Initial success with carbon pollution pricing in Ontario

January 30, 2018, TORONTO – The province’s first year of cap and trade went well says a new report from Dianne Saxe, Environmental Commissioner of Ontario. The cap and trade system provides a clear carbon price framework and decreasing caps on allowable levels of carbon pollution that will help achieve Ontario’s climate targets.

“A price on carbon pollution is a crucial tool we need to slow climate change,” said Commissioner Saxe.

Carbon prices raised $1.9 billion in 2017 to support reductions of greenhouse gas emissions. The report, Ontario’s Climate Act: From Plan to Progress, notes that of the $1.37 billion in projects funded as of November 2017, almost all meets the requirements of the Climate Change Mitigation and Low-carbon Economy Act.

As well, Ontario’s carbon market has been linked with the carbon markets of Quebec and California, creating a combined market of 61 million people. “This should keep costs down for Ontario families, and provide more flexibility and opportunities for business,” said the Commissioner.

While Ontario has a lot to be proud of, there is room to improve. The report notes that the government needs a better plan for spending cap and trade funds and a number of proposed policies may not lower emissions. Some government ministries must take climate change more seriously by considering it in their decision making, spending and regulations.

Saxe is also concerned about the government’s long-term plans for reducing emissions. While Ontario’s emissions are the lowest since 1990, when reporting began, there will be challenges in meeting future targets. “There are no more silver bullets,” said Saxe.

Transportation represents a third of Ontario emissions. Specifically, greenhouse gas emissions from freight transport have more than doubled since 1990. Without urgent action, fossil fuel emissions from trucking alone will make it impossible to meet the province’s climate targets.
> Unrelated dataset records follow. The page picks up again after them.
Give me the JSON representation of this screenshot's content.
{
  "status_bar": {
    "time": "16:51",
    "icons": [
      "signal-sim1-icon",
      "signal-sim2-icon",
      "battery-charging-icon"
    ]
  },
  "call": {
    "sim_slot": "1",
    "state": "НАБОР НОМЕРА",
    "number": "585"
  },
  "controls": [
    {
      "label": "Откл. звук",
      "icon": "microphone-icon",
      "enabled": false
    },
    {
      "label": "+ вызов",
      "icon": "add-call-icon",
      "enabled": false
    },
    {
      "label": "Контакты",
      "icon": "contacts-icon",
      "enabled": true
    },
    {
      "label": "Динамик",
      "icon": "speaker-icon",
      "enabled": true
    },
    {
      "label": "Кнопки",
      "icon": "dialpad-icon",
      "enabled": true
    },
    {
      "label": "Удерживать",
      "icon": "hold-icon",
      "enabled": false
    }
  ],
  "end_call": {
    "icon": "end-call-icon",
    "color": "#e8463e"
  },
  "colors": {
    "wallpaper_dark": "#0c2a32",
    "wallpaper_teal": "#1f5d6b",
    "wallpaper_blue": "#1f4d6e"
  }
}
“Reducing greenhouse gas emissions and putting a price on carbon pollution are a good start,” said Saxe. “But this is a complicated process; there is a lot more to do.”

Ontario’s Climate Act: From Plan to Progress can be downloaded at